    Kudos! Many of the Troops in our area will host a special “Webelos Night” to wow the prospective new Scouts. I would warn anyone doing this to re-think what is going on in these young minds…they will come to expect that this is what the Troop does on a normal, regular basis, and will quit after a short time. I prefer to have the Scouts attend a meeting of their choosing…a “regular” meeting if you will. This way the Scouts and parents alike can really see how our Troop functions. Our SPL almost without fail will recognize that we have a new face or two and will introduce himself to the new Scout(s), then will introduce him/them to the Troop after the opening. The prospective new Scout is then immersed into whatever activity they are doing that night, effectively becoming part of the Troop for the next 90 minutes, and ultimately for the next several years. After letting the parents watch for 15-20 minutes, we will pull them into another room where we can answer the many questions that they have. One thing I found that has made a big difference is that it needs to be explained that the SM’s role is NOT to run the meetings; that’s the SPL’s responsibility. (And many times when you say ‘SPL’, you will get a puzzled look!) I had a parent once tell me that he chose another Troop since all I did was stay in the background and only answered questions from a Scout (my SPL) when he approached me. I explained that that’s how it should be in a boy-led Troop. He explained that as Cub leader he was so indoctrinated to ‘adult-led’ that the transition to boy-led had never occurred to him as he was never a Scout as a youth. Keeping the youth in the program is always a challenge, but getting them to continue on after Cubs is the first step! Keep up the great works, because without adults that are willing to jump in, the boys will perish…and thanks Clarke for keeping up this wonderful forum!!!FWIW…

  3. Michael Polkinghorn says

    This is pretty close to what our troop does, not by plan but just from organic growth. We’ve been drifting towards this for some time. For our last open house, I asked the PLC what they wanted to show off to the Webelos, and they came up with several stations to run the boys through. While the scouts were busy, I did a round table with the parents and a couple members of the committee. It worked great, was a lot less stress, and a much better representation of the troop than some song and dance created by the adults.

  4. Mike Halverson says

    This approach is so obvious once I read it. Nothing impresses the new parents on the value of Scouting than to sit in on a Board of Review as the third or fourth adult. They see the program from the Scout’s perspective and compare their son to a boy only 2 or 3 years older than their own. The same thing can be true for webelo parents with this ladder-in-experience speaker approach. I had my son speak for just a bit last year and he told the gathered parents “Our Scoutmaster sometimes gets in the way and talks too long” – in front of our Scoutmaster. We all laughed later as his comment shown brightly on the personality of both the Scoutmaster and the Scout. Our Troop just held our pancake breakfast – where I used your metaphor of a Gray Line tour bus and a walking tour for a 3-minute talk on the Patrol Method.
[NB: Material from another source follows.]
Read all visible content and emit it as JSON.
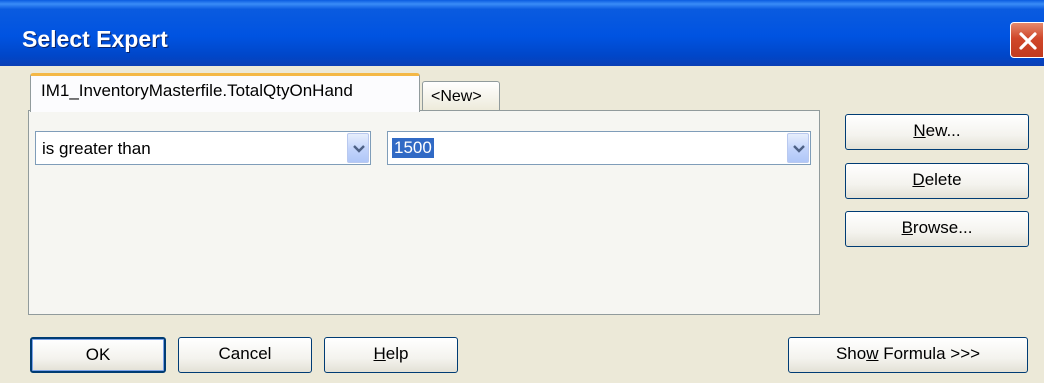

The best part of the breakfast was our two college alumni commenting on how many of their college friends are former Scouts. It gives them something in common immediately as freshman. They said they found the former Scouts have a can-do attitude compared to thier other college friends. The quote of the pancake breakfast was from our former-SPL-now-college-senior who is a music major: “Dealing with the violin section is just like dealing with 11-year old Scouts. I’d rather deal with the 11-year old Scouts”.

  5. Jason Reedy says

    Okay, that last sentence sort of made sense. I meat to say, “In order to prepare for something like that, the troop has to have a great program, not a great script.”

  6. Jason Reedy says

    That sounds like a great idea. Many troops could not get away with that since the scouts would not have much to say about their experience. I guess in order to prepare for something like that is to have a great program, not a great script.